Under Iranian law, all women and girls 9 years old and older must cover their hair to abide by the country’s strict interpretation of Islamic dress code. And despite that Iranian women never stopped fighting, by 1983, no woman was able to set foot in government offices, because those who dared to challenge the rules, risked being beaten, lashed, arrested, fined, humiliated, fired from their jobs or even having acid thrown at them. Gradually, the Islamic Republic succeeded in chipping away the rights of women gained in the era before the revolution; domestic violence, child marriages, and more.
Are women’s voices now becoming a serious threat to the legitimacy of the Iranian theocracy?
Yes, despite the repressive regime, in 1999, female students protested the closure of a reformist newspaper, in 2009, they disputed the voting in the presidential elections, and in 2019-2020, they protested the increase in fuel prices. Now, young Iranian women are placing themselves as ‘agents of change’ not powerless victims, as the Western media often portrays them.
Acts of resistance using social media as a strategic tool are sustaining the momentum in the fight against repressive control over their bodies and minds. Under the Islamic Republic’s regime, organized collective action with strong leadership and networks of solidarity is challenging. Digital spaces and social media, thus, are becoming the site for transformative politics for women serving as spaces of cultural, social, and political contestation.
In 2014, when the brave journalist Masih Alinejad took a selfie without a veil in London and posted it on her Facebook page inspiring the country’s women to rise up, a new movement began. Many praised her for her courage, and this is how My Stealthy Freedom campaign began and became one of Iranian civil society’s biggest challenges to the regime yet. Within only a few years, My Stealthy Freedom page had more than a million followers.
In 2017, Masih Alinejad and some other activists from My Stealthy Freedom launched the White Wednesday Campaign, a new social media campaign where, on Wednesdays, women would wear a white headscarf, take it off in the street or in their cars, and film themselves while doing so. In 2018, another The Girls of the Revolution Street -started after a photo of a young woman, dressed in black and silently waving her white hijab on the end of a stick, went viral. But since Mahsa Amini’s death, the struggle for women’s rights started to take more radical forms. The public protests against the mandatory hijab law are impending the very foundations of the regime.
What do you believe needs to happen in Iran for women to be afforded their human rights?
I hope that this prize will send a clear message to world leaders that international pressure is needed to improve the lives of girls and women in Iran. The recognition of Mohammadi’s work has also highlighted the plight of other Iranian women and girls, including Armita Garavand, a 16-year-old who remains in a coma after being attacked by the morality police for not wearing a headscarf on a public subway car.
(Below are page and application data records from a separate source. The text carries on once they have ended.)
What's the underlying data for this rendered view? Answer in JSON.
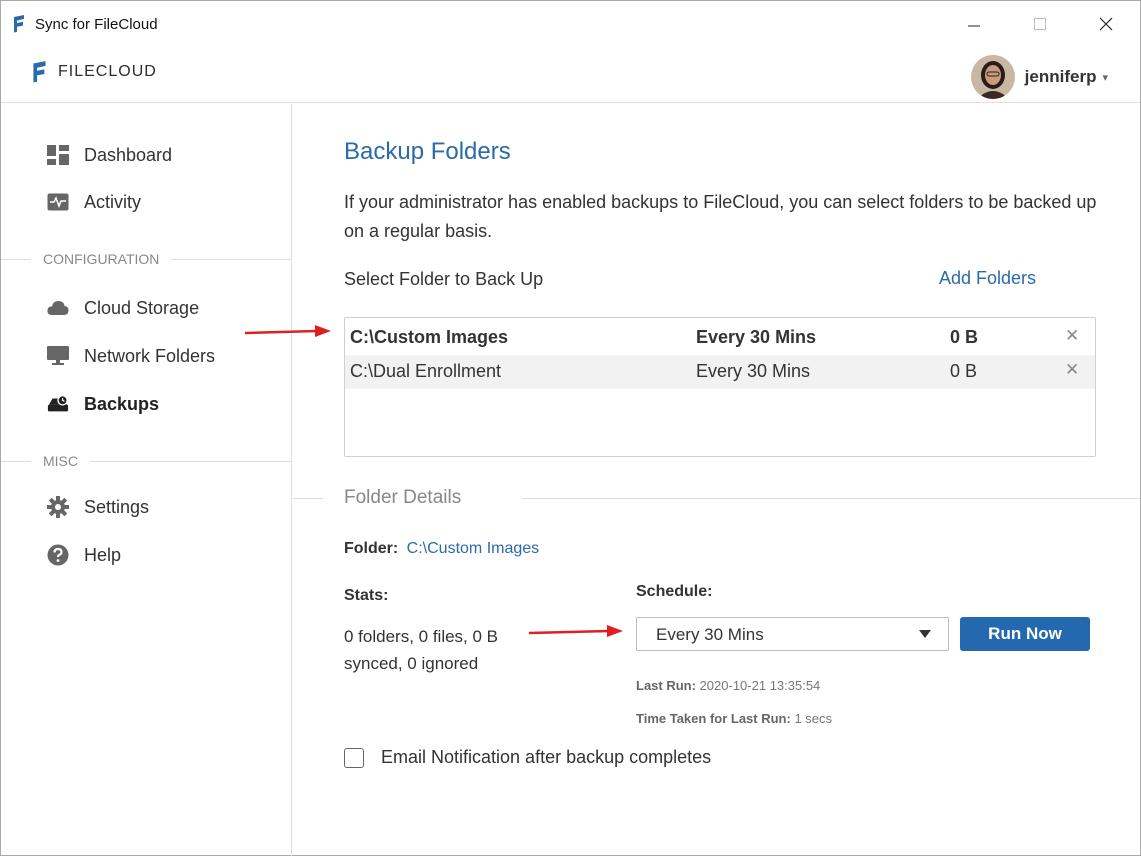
{
  "window": {
    "title": "Sync for FileCloud"
  },
  "header": {
    "logo_text": "FILECLOUD",
    "username": "jenniferp",
    "caret": "▾"
  },
  "sidebar": {
    "items": [
      {
        "label": "Dashboard",
        "icon": "dashboard-icon"
      },
      {
        "label": "Activity",
        "icon": "activity-icon"
      }
    ],
    "sections": [
      {
        "label": "CONFIGURATION",
        "items": [
          {
            "label": "Cloud Storage",
            "icon": "cloud-icon"
          },
          {
            "label": "Network Folders",
            "icon": "monitor-icon"
          },
          {
            "label": "Backups",
            "icon": "backup-drive-icon",
            "active": true
          }
        ]
      },
      {
        "label": "MISC",
        "items": [
          {
            "label": "Settings",
            "icon": "gear-icon"
          },
          {
            "label": "Help",
            "icon": "help-icon"
          }
        ]
      }
    ]
  },
  "main": {
    "title": "Backup Folders",
    "intro": "If your administrator has enabled backups to FileCloud, you can select folders to be backed up on a regular basis.",
    "select_label": "Select Folder to Back Up",
    "add_folders": "Add Folders",
    "folders": [
      {
        "path": "C:\\Custom Images",
        "schedule": "Every 30 Mins",
        "size": "0 B",
        "remove": "✕"
      },
      {
        "path": "C:\\Dual Enrollment",
        "schedule": "Every 30 Mins",
        "size": "0 B",
        "remove": "✕"
      }
    ],
    "details": {
      "heading": "Folder Details",
      "folder_label": "Folder:",
      "folder_value": "C:\\Custom Images",
      "stats_label": "Stats:",
      "stats_text": "0 folders, 0 files, 0 B synced, 0 ignored",
      "schedule_label": "Schedule:",
      "schedule_value": "Every 30 Mins",
      "run_now": "Run Now",
      "last_run_label": "Last Run:",
      "last_run_value": "2020-10-21 13:35:54",
      "time_taken_label": "Time Taken for Last Run:",
      "time_taken_value": "1 secs",
      "email_label": "Email Notification after backup completes",
      "email_checked": false
    }
  },
  "colors": {
    "accent": "#2c6aa8",
    "button": "#2468b0",
    "annotation_arrow": "#e02020"
  }
}
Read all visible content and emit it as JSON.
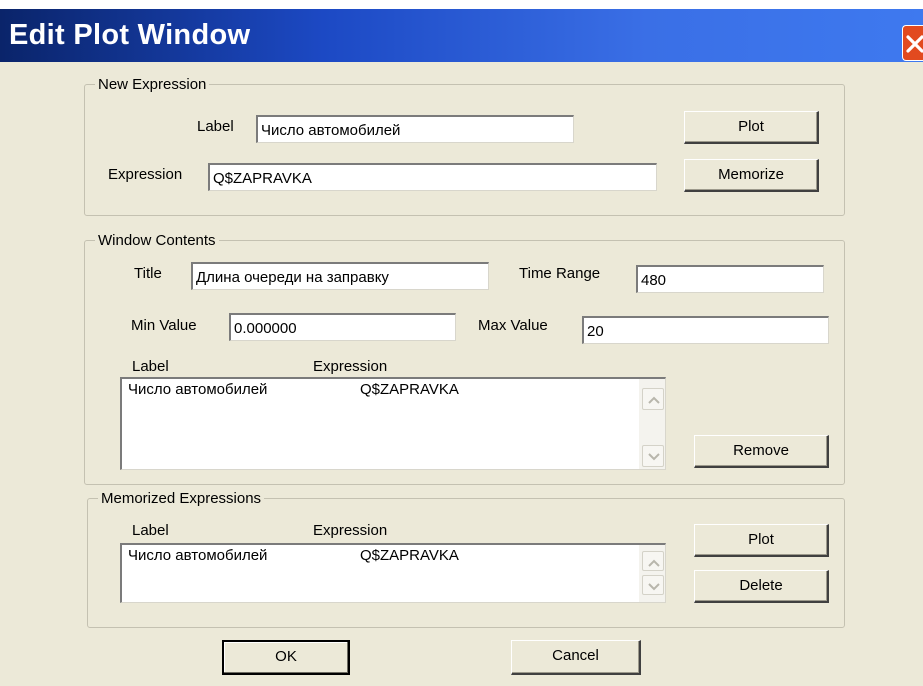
{
  "window": {
    "title": "Edit Plot Window"
  },
  "new_expression": {
    "legend": "New Expression",
    "label_caption": "Label",
    "label_value": "Число автомобилей",
    "expression_caption": "Expression",
    "expression_value": "Q$ZAPRAVKA",
    "plot_button": "Plot",
    "memorize_button": "Memorize"
  },
  "window_contents": {
    "legend": "Window Contents",
    "title_caption": "Title",
    "title_value": "Длина очереди на заправку",
    "time_range_caption": "Time Range",
    "time_range_value": "480",
    "min_value_caption": "Min Value",
    "min_value": "0.000000",
    "max_value_caption": "Max Value",
    "max_value": "20",
    "col_label": "Label",
    "col_expression": "Expression",
    "rows": [
      {
        "label": "Число автомобилей",
        "expression": "Q$ZAPRAVKA"
      }
    ],
    "remove_button": "Remove"
  },
  "memorized": {
    "legend": "Memorized Expressions",
    "col_label": "Label",
    "col_expression": "Expression",
    "rows": [
      {
        "label": "Число автомобилей",
        "expression": "Q$ZAPRAVKA"
      }
    ],
    "plot_button": "Plot",
    "delete_button": "Delete"
  },
  "footer": {
    "ok_button": "OK",
    "cancel_button": "Cancel"
  },
  "colors": {
    "titlebar": "#1c49c4",
    "dialog_bg": "#ece9d8",
    "close": "#e24a1f"
  }
}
Over the past 44 years, Iranian women used different tactics to maintain their struggle, each phase more intense than the previous one. Through fearless public acts, Iranian women are claiming freedom of choice, freedom of expression, and freedom of religion. Now Iranian women are leading a revolutionary phase, in which Amini’s death was what triggered what I call the silent majority, those sympathetic bystanders, to fight for radical change. These are students, intellectuals, oil workers, prominent athletes, artists, merchants and more.
In the long run, women’s rights movements — if given the proper support — can triumph and lead to more open and liberal societies. As we search for effective ways to fight the global rise of authoritarianism, the key might lie in supporting women’s rights and grassroots feminist activism.